Seattle-based mobile marketing startup Tune today cut 9 percent of its staff, or about 30 employees, as it looks to return to profitability.
Tune CEO Peter Hamilton confirmed the cuts with GeekWire today, noting that the layoffs came across the company and its nine offices worldwide. He said it was a difficult decision, but one that was “necessary to ensure the health of the business.”
“As we continue to scale quickly, our expenses have trended just a little higher than our revenue,” he explained. “This decision ensures we move forward as a cash flow positive organization, which really gives us the most control of our future.”
Tune builds technology for mobile marketers, app creators, ad agencies, and many other players in the industry to track and analyze app downloads and usage. It also helps customers understand what users are doing inside of apps.
The company has been profitable for most of its 8-year history, but this year has been “investing a little ahead of revenue,” Hamilton said.
“It’s an $80 million business,” the CEO said of the company’s 2017 revenue. “Some of that is very mature and has excellent margins, and we need to be extremely strategic and responsible with all those investments we are making. We need to make sure we are delivering the most value to marketers.”
Tune, which now employs 320 people, was founded by twin brothers Lucas and Lee Brown in 2009 under the moniker HasOffers; it rebranded to Tune in 2014.
Tune bootstrapped for four years before raising outside investment. Its last round came in January 2015 when it reeled in a $27 million led by Icon Ventures. Total funding to date is $36.4 million. Hamilton does not expect the company to raise additional funding in the near future.
Tune, ranked No. 13 on the GeekWire 200, has released several new products this year. Fraud Prevention Solution, released in July, is a new program that aims to deal with advertising fraud by connecting marketers and ad partners through shared data and insights. Tune also introduced “Tunebot,” a data-focused chatbot integrated with messaging platform Slack. And there’s also People Service, which connects previously disparate data sets that come from interactions with mobile ads, as well as in-store tracking data.
Hamilton expects the pace of new product releases to increase despite today’s layoffs. He also noted that the mobile market has expanded “massively” since Tune first launched and he sees a continuing need for the company’s technology, particularly in enterprise.
“There is definitely no shortage of growth opportunities,” Hamilton said.

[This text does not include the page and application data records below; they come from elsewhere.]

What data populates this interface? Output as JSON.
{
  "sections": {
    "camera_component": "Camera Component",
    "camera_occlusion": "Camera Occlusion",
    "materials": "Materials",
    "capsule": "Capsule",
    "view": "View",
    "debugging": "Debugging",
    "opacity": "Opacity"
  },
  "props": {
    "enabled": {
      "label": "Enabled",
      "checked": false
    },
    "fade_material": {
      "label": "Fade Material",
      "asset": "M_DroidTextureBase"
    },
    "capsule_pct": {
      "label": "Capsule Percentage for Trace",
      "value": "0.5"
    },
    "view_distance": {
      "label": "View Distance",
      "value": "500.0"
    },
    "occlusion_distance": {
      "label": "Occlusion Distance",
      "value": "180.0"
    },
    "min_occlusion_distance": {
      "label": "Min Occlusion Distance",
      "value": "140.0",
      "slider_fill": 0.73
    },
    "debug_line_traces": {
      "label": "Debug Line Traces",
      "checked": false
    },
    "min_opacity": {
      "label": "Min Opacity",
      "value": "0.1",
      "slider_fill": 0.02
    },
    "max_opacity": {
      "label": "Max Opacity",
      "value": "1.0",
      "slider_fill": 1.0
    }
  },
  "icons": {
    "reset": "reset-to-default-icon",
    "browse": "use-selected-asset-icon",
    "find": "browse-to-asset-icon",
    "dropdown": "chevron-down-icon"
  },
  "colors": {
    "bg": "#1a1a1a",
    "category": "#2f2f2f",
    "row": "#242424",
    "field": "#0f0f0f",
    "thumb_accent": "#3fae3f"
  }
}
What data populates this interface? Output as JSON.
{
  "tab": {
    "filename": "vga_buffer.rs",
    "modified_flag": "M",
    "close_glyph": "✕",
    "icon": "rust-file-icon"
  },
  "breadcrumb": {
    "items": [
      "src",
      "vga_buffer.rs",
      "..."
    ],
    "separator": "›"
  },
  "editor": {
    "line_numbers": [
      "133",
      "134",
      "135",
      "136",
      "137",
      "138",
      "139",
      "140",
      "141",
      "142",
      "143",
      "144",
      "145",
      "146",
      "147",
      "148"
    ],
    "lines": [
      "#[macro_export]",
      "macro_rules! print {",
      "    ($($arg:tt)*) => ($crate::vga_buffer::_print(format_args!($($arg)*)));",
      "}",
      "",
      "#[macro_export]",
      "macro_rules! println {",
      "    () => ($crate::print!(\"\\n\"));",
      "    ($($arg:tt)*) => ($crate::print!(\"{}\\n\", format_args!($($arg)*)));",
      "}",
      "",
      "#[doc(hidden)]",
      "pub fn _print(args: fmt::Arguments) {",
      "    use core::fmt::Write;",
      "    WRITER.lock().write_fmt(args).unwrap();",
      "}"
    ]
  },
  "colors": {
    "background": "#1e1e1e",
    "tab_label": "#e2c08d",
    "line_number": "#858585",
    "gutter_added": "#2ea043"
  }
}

Tune ran into problems last month after Facebook made a small change in its ad policies related to deep links. Tune relied on deep links to provide data to its customers following a 2014 dustup with Facebook that somewhat limited what it could tell customers about their ads on the social media site. Facebook said in August that it was preventing companies from using deep links for measurement or tracking purposes.
On a recent GeekWire podcast from Tune’s annual Postback conference, Hamilton shed light on what he’s prioritizing for the future of Tune:
GeekWire: As you look at Tune and look ahead to the year ahead in 2017 and think about your culture and what’s going on in the marketplace, in particular, what’s at the top of your agenda right now as CEO of Tune?
Hamilton: “Well you know, we’ve gotten to a size and scale now that you have to think about: Who’s gonna be your most important customer? How are you gonna think about growth of the company, both from a financial perspective and from a human perspective, and what’s that gonna lead to? In the first place, when we talk about customer, certainly we’re working with more and more enterprise customers. That means that we have to go much deeper into organizations. We have to connect more features and more pieces of technology together for those organizations. Rather than spreading ourselves out across just a large number of companies, our focus is to go deep, and to get really connected to our customer. So that’s definitely a target for us.
When it comes to financial success, I care most about predictability. Obviously that’s better for customers also, if they can predict what their bill is going to be on a monthly basis, and they can understand how that’s gonna change over time. But it is also really valuable for us as a company, as we start thinking toward maybe moving into a public offering, or moving into something that I’m gonna have to report on these numbers every quarter and make damn sure that we’re gonna land them. So that’s gonna be a big focus for us.”
In May, Tune added two people to its leadership team: former Oracle exec Ryan Buma joined the company as its chief commercial officer and former Simply Measured exec Leila Kirske now serves as Tune’s CFO.
Hamilton said Tune is still hiring for open roles. He also expressed gratitude to the employees let go today for their time at the company.
“I want to say thank you for those impacted and all those not,” he said. “It’s a big decision to spend years of your life with a company and I’m very honored that so many have chosen to do that with us at Tune.”